  4. ^ The name of the Indian band has variously been spelled Wiechquaeskeck, Wechquaesqueck, Weckquaesqueek, Wecquaesgeek, Weekquaesguk, Wickquasgeck, Wickquasgek, Wiequaeskeek, Wiequashook and Wiquaeskec. The spelling given here is one widely used for the original name of Broadway in lower Manhattan: "The Wickquasgeck Trail." The meaning of the name, however spelled, has been given as "the end of the marsh, swamp or wet meadow," "place of the bark kettle," and "birch bark country." See James Hammond Trumbull (1881). Indian Names of Places, Etc., in and on the Borders of Connecticut: With Interpretations of Some of Them. Hartford: Press of the Case, Lockwood & Brainard Company. p. 81.
  5. ^ Henry Steiner, A Quick Chronology of Irvington, New York in the Early Days Archived 2011-07-11 at the Wayback Machine
  6. ^ "History of the Atlantic Cable & Submarine Telegraphy - Descendants of Cyrus West Field". Retrieved 2021-09-20. The information about Zechariah Field and Ardsley Park came from Diane Druin Gravlee, great-great-granddaughter of Cyrus W. Field.
  7. ^ "FACT SHEET- Saw Mill River at Elmsford and Greenburgh > New York District > Fact Sheet Article View". Archived from the original on 2016-10-19. Retrieved 2016-08-21.
  8. ^ Climate Summary for Ardsley, New York
  9. ^ "Climate in Zip 10502 (Ardsley, NY)". Retrieved 2022-09-07.
  10. ^ "Census of Population and Housing". Retrieved June 4, 2015.
  11. ^ "U.S. Census website". United States Census Bureau. Retrieved 2008-01-31.
  12. ^ "2018 ACS Demographic and Housing Estimates". Retrieved 2020-02-01.
  13. ^ a b Foster, Brooke Lea (2018). "Comparing Suburbs: Montclair in New Jersey vs. Dobbs Ferry in New York". The New York Times.

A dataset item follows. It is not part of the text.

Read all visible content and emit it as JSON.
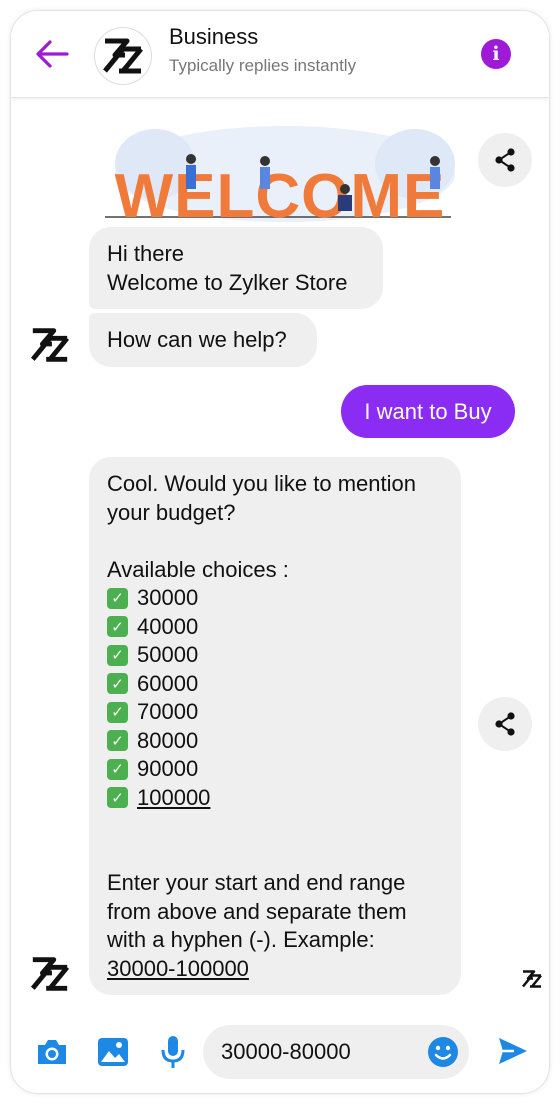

  14. ^ GOLDSMITH, John Lauinger, SAMUEL. "Hot 97's DJ Funkmaster Flex arrested; accused of shoving wife, sending text threats". Retrieved 2021-09-20.{{cite web}}: CS1 maint: multiple names: authors list (link)

External links[edit]